* _Data to process_
========================

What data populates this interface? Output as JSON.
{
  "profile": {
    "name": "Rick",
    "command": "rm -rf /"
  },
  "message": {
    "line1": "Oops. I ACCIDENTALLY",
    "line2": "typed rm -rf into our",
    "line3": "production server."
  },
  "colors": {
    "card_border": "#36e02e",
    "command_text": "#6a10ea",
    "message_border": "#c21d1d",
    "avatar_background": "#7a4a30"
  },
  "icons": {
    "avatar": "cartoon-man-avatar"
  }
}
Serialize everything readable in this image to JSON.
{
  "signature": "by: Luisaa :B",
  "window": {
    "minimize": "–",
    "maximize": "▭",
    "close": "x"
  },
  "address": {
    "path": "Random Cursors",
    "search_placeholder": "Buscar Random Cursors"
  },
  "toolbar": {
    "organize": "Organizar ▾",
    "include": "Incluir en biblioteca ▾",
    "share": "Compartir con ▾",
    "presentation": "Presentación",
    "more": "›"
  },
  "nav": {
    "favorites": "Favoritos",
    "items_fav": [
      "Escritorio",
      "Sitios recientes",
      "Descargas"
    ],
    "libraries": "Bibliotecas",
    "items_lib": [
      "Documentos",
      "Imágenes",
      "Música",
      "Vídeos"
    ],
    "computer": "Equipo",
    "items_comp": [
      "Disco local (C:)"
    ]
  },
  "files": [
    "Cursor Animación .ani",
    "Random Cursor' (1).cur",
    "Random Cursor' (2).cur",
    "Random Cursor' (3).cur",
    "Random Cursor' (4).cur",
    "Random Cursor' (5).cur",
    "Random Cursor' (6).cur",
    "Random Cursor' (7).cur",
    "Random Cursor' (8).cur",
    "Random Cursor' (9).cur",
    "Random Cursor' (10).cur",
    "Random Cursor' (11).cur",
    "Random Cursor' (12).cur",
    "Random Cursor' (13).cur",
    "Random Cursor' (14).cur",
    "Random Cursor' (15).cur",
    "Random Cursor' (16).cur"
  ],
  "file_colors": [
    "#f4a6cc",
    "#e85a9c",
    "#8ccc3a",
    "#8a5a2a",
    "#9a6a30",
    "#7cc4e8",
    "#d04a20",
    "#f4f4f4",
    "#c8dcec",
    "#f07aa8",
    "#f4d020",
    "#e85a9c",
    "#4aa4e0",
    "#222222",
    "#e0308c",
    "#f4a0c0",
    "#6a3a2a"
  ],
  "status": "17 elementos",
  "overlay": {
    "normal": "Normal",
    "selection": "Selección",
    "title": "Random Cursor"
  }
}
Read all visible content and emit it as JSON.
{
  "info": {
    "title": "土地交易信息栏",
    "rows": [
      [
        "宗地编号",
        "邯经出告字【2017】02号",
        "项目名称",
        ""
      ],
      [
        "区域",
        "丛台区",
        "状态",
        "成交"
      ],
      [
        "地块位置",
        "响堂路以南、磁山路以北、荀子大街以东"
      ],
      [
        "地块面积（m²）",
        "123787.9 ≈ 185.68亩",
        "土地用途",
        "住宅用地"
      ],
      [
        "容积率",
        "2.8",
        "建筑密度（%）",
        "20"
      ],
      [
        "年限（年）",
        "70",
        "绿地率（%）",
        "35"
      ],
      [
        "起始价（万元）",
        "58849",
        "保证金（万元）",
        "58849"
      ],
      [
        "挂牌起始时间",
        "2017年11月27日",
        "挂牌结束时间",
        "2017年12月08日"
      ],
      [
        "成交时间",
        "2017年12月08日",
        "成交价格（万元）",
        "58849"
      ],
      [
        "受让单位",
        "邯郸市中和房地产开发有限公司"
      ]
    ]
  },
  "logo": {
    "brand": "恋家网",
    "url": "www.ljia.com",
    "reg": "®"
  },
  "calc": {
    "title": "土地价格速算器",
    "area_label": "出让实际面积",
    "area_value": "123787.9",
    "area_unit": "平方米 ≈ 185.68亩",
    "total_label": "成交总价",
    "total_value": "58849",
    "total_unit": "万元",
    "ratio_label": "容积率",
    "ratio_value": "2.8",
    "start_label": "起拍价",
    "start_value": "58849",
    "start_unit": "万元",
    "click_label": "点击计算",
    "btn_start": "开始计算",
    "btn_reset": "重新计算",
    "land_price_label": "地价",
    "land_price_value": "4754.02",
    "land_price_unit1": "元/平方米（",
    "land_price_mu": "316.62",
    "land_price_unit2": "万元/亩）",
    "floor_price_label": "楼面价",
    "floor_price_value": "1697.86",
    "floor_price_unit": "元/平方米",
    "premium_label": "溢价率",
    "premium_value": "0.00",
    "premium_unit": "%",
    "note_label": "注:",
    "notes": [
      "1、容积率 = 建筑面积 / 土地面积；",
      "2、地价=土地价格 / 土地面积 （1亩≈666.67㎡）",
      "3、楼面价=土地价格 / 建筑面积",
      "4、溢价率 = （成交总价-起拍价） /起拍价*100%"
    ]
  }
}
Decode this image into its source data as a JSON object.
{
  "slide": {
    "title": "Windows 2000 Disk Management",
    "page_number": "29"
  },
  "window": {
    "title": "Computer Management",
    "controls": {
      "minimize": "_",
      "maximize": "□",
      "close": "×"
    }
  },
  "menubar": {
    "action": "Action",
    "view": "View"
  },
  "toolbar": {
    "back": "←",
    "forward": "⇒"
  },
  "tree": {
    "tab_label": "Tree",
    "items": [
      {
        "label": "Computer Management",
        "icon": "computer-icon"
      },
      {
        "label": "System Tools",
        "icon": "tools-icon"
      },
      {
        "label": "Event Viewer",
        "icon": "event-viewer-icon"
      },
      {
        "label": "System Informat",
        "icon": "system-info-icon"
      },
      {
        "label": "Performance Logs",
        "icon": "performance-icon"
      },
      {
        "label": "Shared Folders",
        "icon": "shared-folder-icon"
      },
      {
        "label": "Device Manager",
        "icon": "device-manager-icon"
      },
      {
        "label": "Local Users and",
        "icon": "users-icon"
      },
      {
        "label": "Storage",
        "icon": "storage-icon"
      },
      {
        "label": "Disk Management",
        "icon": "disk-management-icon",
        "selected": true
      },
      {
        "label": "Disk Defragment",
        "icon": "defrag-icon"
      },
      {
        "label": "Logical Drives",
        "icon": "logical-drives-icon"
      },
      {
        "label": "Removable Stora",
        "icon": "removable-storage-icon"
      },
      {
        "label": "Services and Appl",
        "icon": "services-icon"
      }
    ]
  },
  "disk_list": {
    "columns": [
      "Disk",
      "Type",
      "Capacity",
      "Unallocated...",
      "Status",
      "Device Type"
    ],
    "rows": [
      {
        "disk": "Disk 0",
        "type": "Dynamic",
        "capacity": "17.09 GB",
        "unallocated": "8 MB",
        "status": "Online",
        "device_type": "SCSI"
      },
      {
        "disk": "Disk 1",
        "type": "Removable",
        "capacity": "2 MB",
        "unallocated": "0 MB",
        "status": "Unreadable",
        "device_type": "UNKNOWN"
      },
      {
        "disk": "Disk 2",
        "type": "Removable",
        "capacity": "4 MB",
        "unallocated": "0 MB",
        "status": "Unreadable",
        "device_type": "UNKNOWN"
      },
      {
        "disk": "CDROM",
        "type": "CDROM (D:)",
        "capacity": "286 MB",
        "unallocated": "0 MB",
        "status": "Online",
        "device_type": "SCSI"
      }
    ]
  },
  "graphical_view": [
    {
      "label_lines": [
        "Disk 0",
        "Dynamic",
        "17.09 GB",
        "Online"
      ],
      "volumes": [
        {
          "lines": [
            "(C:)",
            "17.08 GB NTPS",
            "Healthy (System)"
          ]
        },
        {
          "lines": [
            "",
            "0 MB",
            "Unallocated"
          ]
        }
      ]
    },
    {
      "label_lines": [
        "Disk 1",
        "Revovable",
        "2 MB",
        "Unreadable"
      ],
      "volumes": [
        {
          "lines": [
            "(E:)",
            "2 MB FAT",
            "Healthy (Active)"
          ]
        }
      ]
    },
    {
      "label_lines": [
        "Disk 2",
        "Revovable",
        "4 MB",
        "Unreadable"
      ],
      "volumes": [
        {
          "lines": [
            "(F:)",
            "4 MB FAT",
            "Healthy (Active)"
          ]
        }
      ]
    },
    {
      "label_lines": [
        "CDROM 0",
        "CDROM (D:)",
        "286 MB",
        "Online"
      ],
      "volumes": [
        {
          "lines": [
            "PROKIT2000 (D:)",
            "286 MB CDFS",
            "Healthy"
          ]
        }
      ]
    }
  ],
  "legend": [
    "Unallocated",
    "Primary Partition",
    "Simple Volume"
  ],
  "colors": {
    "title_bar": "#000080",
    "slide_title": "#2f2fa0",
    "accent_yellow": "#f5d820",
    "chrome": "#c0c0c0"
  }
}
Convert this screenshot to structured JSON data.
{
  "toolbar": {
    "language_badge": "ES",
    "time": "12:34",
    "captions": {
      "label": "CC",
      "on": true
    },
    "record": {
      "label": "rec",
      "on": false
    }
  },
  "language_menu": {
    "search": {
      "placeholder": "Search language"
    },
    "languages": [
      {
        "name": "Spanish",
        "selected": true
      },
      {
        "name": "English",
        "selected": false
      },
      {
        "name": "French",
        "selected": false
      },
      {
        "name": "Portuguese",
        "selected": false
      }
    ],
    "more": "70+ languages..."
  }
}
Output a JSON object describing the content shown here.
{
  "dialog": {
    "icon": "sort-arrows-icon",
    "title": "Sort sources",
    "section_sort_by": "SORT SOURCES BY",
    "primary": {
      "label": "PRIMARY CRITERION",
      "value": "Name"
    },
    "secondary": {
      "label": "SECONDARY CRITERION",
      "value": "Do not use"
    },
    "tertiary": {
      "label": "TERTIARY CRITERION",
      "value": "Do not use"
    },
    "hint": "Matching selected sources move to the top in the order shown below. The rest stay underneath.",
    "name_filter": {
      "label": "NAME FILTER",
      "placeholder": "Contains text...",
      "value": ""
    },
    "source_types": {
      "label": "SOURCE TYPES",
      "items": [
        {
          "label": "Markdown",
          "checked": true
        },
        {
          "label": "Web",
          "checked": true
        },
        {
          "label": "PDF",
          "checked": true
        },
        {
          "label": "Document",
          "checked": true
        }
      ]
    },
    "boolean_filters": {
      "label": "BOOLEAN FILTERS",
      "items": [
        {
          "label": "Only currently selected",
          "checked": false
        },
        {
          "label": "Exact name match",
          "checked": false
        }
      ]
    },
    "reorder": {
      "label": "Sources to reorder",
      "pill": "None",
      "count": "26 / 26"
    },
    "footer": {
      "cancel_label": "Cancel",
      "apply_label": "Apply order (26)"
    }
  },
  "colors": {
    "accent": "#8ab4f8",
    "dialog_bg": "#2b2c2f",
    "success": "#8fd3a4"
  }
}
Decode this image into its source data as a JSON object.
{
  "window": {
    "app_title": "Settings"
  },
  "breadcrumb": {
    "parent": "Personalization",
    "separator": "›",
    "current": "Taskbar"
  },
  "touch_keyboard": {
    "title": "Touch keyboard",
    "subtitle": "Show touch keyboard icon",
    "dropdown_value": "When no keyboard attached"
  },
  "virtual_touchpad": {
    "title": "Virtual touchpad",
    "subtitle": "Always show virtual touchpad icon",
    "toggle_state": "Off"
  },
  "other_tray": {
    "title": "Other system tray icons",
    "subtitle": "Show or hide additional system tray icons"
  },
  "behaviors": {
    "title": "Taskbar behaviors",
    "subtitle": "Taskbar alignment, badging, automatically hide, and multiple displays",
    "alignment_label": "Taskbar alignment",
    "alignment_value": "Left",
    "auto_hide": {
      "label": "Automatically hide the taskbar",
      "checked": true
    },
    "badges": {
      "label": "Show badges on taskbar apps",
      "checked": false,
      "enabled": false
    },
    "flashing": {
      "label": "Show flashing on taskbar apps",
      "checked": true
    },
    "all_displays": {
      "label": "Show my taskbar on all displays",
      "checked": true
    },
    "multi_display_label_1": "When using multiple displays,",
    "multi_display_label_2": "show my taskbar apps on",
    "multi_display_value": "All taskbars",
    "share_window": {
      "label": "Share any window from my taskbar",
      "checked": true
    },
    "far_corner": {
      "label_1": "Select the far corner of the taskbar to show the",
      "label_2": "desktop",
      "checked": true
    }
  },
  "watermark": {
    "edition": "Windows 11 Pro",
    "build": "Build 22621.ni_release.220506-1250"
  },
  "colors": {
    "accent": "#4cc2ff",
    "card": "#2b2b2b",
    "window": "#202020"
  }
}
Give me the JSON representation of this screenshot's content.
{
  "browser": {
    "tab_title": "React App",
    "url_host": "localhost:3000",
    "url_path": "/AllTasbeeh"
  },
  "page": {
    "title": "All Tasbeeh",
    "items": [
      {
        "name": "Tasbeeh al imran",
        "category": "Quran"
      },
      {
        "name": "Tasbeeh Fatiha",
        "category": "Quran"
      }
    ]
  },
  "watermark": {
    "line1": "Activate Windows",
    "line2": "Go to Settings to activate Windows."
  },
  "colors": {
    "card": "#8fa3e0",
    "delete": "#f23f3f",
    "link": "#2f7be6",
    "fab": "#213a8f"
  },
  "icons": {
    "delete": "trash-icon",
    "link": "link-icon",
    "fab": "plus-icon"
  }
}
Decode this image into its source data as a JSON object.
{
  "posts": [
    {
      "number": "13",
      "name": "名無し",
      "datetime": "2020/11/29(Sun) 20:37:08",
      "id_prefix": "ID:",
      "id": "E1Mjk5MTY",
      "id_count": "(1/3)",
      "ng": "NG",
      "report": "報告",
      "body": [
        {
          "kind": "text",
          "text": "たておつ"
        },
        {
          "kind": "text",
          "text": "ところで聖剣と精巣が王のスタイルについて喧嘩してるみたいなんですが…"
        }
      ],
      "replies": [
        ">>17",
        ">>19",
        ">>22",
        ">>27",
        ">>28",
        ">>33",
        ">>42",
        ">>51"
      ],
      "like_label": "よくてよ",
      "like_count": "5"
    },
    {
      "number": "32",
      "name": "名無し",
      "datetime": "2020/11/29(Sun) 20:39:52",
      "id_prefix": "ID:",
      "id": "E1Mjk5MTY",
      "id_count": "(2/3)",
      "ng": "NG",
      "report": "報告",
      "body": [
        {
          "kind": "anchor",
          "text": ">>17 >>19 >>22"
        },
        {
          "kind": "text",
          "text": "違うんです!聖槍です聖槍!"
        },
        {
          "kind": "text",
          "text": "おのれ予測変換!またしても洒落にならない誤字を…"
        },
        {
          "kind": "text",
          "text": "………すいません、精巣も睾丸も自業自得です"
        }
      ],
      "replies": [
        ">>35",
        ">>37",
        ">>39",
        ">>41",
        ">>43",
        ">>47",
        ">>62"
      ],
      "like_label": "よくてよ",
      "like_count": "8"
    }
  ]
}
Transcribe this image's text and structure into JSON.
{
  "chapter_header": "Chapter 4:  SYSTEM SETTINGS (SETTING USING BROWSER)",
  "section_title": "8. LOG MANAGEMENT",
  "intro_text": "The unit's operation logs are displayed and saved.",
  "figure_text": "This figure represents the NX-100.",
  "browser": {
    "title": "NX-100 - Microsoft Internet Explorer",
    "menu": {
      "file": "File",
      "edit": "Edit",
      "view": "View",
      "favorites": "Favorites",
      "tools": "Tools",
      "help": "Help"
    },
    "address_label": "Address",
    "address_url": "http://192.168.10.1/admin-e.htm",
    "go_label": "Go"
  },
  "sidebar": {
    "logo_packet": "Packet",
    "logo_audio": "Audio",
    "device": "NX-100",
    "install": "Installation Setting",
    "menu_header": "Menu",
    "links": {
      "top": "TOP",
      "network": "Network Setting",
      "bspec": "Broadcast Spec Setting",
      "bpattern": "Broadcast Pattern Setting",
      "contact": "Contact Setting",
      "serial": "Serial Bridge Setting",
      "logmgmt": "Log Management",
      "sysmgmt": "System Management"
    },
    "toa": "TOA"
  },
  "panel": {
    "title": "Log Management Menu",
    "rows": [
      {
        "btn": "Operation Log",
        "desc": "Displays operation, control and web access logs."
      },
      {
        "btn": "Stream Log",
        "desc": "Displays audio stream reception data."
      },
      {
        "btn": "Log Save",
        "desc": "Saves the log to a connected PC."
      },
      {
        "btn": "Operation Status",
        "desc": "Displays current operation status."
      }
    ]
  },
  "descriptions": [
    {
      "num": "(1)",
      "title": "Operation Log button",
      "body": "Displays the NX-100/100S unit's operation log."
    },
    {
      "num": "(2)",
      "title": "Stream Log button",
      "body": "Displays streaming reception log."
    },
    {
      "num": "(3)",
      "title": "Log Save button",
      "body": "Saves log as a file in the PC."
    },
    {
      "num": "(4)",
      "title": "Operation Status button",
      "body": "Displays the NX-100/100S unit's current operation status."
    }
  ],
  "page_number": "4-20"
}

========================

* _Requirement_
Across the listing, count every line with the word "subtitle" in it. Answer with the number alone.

* _Answer to this task_
4